### Your assignment
The answer must consist of every line from the data that holds "kind".

[The data Boundary: Start]

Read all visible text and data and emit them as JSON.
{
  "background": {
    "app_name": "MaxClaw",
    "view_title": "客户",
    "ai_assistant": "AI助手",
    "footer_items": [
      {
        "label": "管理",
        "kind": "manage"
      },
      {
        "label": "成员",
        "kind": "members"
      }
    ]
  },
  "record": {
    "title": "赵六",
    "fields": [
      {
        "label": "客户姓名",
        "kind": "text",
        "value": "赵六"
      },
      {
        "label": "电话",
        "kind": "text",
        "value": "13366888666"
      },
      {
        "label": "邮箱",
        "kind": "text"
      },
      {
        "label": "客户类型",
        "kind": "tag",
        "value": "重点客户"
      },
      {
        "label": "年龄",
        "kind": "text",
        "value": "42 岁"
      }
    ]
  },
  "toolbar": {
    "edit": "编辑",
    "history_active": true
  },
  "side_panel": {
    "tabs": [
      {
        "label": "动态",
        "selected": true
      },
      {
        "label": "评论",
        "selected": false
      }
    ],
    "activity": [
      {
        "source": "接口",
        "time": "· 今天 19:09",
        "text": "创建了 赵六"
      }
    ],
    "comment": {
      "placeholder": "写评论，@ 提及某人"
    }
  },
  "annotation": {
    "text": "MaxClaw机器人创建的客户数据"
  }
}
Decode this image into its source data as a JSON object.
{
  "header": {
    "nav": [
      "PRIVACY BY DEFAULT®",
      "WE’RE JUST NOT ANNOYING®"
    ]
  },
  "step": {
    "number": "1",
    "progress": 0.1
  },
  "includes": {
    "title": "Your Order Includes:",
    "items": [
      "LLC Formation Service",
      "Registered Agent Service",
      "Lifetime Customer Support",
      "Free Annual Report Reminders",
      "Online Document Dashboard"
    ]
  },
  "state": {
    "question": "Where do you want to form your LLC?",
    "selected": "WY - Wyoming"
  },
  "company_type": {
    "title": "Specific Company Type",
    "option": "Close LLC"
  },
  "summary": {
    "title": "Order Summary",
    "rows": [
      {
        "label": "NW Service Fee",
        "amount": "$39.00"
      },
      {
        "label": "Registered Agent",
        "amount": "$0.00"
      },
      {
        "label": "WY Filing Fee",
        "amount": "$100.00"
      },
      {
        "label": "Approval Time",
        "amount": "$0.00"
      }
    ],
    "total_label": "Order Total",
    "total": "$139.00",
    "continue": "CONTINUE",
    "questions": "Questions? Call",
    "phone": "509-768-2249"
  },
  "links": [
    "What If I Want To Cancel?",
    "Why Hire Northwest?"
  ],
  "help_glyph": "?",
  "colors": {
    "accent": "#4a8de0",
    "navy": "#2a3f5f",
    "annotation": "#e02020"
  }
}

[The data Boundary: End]
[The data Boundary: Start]

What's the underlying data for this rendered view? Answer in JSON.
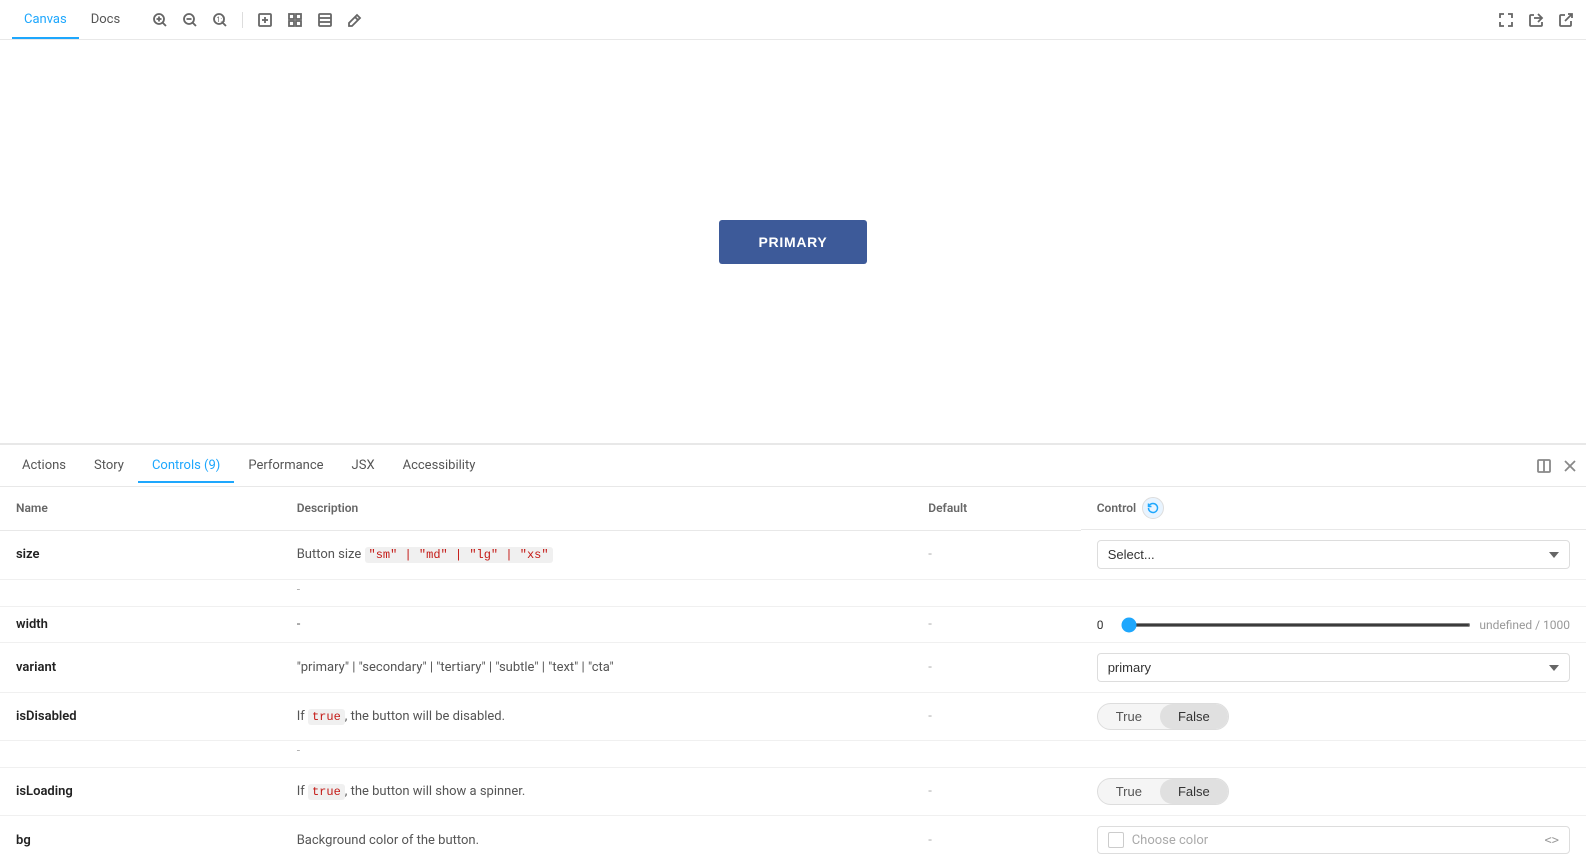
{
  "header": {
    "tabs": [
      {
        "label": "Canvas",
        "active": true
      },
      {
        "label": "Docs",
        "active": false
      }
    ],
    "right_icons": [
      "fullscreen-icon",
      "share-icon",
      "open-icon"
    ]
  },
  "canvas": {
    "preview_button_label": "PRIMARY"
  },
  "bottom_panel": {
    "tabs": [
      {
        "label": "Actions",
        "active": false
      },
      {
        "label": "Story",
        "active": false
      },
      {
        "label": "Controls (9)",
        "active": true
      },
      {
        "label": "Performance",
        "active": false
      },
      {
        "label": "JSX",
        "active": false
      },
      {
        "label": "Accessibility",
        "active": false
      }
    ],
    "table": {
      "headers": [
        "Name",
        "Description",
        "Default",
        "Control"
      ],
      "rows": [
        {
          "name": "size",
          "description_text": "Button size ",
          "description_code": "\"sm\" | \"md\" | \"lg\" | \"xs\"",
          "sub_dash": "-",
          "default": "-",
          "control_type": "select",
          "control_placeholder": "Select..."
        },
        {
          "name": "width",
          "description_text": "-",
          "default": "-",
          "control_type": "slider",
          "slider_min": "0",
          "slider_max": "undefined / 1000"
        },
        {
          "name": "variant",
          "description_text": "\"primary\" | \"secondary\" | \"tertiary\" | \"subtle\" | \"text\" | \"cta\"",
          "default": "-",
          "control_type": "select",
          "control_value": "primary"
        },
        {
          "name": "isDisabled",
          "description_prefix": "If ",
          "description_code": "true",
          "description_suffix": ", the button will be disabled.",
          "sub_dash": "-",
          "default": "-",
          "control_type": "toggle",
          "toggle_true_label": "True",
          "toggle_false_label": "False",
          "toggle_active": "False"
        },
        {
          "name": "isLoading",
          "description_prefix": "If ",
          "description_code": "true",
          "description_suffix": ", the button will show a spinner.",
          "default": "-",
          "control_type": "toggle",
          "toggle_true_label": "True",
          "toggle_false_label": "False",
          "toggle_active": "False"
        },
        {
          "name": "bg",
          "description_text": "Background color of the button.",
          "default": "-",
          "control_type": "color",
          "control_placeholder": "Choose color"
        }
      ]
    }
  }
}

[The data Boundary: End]

### Response for this exercise
        "kind": "manage"
        "kind": "members"
        "kind": "text",
        "kind": "text",
        "kind": "text"
        "kind": "tag",
        "kind": "text",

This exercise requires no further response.